Health

Columbia Student’s Mattress Protest Has Sparked A National Movement

CREDIT: Facebook/CarryingTheWeightTogether

Penn State students participating in a collective carry

When Emma Sulkowicz picked up her mattress, she didn’t know she was going to start a movement.

Sulkowicz, a visual arts major at Columbia University, is currently engaged in a senior thesis project that requires her to carry her dorm mattress everywhere she goes as long as her rapist remains enrolled at her school. She contends that Columbia University mishandled her rape case, so her mattress has become a powerful visual symbol of the burden that survivors bear when they’re denied justice.

Sulkowicz sparked international headlines when she first began her project in September. She also inspired college students across the country to get involved. Under the terms of her thesis, Sulkowicz isn’t allowed to ask for help carrying her mattress, but she is allowed to accept assistance if others offer it — which has given supporters a meaningful opportunity to lend a hand. Students and faculty are now organizing “collective carries,” in which they work together to lift a mattress, to stand in solidarity with Sulckowicz and sexual assault survivors everywhere.

And Wednesday marks a national day of action to further that activism on college campuses throughout the United States. “Together, we are building the movement to make sexual assault on college campuses unacceptable,” the website for Wednesday’s event explains.

“There was a huge outpouring of support,” Allie Rickard, one of Sulkowicz’s fellow art students who first started organizing collective carries at Columbia last month, told ThinkProgress. “I’ve had people from all over the world reaching out. Pretty much every day I’ve been finding new pictures of students, faculty, and staff doing their own versions of the project — carrying mattresses around, holding rallies, doing speakouts.”

Penn State students participating in a collective carry

Penn State students participating in a collective carry

CREDIT: Facebook/CarryingTheWeightTogether
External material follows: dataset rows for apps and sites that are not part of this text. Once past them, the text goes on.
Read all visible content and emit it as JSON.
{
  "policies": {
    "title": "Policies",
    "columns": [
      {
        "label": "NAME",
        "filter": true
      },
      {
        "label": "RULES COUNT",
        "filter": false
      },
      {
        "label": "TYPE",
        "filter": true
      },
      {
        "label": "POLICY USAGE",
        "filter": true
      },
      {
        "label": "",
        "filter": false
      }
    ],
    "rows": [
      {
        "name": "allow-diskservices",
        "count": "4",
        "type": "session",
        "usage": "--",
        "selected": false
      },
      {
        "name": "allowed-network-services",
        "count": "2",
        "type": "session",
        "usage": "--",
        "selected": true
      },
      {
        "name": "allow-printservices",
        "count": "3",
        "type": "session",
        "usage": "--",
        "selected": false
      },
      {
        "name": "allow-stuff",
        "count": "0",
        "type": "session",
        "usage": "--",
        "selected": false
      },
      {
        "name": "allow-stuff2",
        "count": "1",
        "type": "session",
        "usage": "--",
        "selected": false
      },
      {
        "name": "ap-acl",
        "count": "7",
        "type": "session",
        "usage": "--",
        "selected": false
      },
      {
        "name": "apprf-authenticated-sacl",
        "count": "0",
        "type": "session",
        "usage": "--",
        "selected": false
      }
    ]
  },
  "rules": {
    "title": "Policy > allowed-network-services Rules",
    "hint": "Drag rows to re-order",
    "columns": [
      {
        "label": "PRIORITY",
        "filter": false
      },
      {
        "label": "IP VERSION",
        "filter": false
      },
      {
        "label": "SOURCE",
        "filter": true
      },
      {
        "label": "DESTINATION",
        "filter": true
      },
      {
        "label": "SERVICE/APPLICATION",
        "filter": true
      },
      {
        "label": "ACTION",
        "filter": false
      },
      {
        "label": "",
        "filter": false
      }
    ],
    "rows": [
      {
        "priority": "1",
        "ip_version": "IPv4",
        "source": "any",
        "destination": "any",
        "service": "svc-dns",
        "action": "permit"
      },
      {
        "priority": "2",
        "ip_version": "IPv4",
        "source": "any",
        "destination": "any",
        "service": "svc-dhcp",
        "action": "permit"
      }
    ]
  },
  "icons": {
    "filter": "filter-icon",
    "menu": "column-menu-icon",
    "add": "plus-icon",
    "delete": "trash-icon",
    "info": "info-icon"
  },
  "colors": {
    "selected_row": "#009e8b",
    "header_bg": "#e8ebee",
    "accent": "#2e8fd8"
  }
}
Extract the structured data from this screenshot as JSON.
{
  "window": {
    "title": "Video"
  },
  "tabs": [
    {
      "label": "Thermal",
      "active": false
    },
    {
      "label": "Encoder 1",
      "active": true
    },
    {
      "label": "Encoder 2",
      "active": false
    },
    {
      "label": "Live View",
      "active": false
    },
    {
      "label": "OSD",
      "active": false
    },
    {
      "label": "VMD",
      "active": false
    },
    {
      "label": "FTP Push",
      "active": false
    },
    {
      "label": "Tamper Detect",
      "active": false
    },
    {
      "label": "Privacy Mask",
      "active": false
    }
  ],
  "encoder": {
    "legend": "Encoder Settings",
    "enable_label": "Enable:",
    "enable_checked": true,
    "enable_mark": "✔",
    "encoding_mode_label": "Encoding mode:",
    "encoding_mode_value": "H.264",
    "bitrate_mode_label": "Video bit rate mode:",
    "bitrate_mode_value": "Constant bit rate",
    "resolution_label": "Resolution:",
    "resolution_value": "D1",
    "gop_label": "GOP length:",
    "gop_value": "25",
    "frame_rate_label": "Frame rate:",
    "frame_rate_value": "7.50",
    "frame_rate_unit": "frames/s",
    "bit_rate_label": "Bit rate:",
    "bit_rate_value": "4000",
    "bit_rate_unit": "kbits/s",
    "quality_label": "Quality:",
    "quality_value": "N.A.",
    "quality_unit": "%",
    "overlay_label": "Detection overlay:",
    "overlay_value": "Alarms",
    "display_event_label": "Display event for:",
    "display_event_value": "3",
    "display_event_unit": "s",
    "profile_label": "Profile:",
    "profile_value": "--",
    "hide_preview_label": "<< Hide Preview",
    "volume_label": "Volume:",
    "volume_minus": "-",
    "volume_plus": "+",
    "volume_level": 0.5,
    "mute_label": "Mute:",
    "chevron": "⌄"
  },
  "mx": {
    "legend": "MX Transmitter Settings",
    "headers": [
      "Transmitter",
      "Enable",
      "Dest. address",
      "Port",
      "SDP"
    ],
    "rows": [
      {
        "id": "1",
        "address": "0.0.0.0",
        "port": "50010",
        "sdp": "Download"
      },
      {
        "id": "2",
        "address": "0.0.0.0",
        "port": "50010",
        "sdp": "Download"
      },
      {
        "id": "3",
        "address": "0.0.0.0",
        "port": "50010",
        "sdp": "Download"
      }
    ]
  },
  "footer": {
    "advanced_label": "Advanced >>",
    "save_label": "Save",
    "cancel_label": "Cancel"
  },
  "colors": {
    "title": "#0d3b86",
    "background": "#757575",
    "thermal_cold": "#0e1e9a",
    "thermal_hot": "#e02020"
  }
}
After she founded the group Carrying The Weight Together, Rickard started working closely with the other sexual assault prevention activists on Columbia’s campus. It became clear pretty quickly that Sulkowicz’s project was really resonating with people.

“It just really took off! I think a lot of other people felt a pretty deep connection to the symbolism and to the message of her piece,” Zoe Ridolfi-Starr, one of the activists on campus who’s organizing alongside Rickard, told ThinkProgress. “We decided that we should do something strategic with that, and make this a moment where we really channel this energy and passion into a collective national day of action.”

So on Wednesday, people across the country are invited to carry pillows or mattresses as a symbol of support for rape survivors. More than 70 colleges and high schools have committed to host events, and supporters are already starting to flood the #carrythatweight hashtag with messages and photos. The public display of solidarity is an act of “radical visibility,” according to Rickard, that will help “battle the cultural and community-level forces that stigmatize survivors and make them invisible.”

As the issue of college sexual assault has continued to dominate the media, and as the White House has turned its attention to reforming schools’ policies in this area, the movement to support sexual assault survivors has gained significant momentum. Ridolfi-Starr and Rickard hope their day of action will help emphasize the fact that survivors need resources on both a personal and an institutional level — they need their friends and family to believe them when they say they were raped, and they need their school administrators to take their cases seriously when they file a report.

Ultimately, they’re hopeful about the fact that activists’ work is slowly bringing about a culture change in this area.

“I am optimistic. I think we certainly have a long way to go, but the more courageous survivors and smart organizers keep carving out space and forcing people to confront this, I think the more we’ll be making progress,” Ridolfi-Starr said.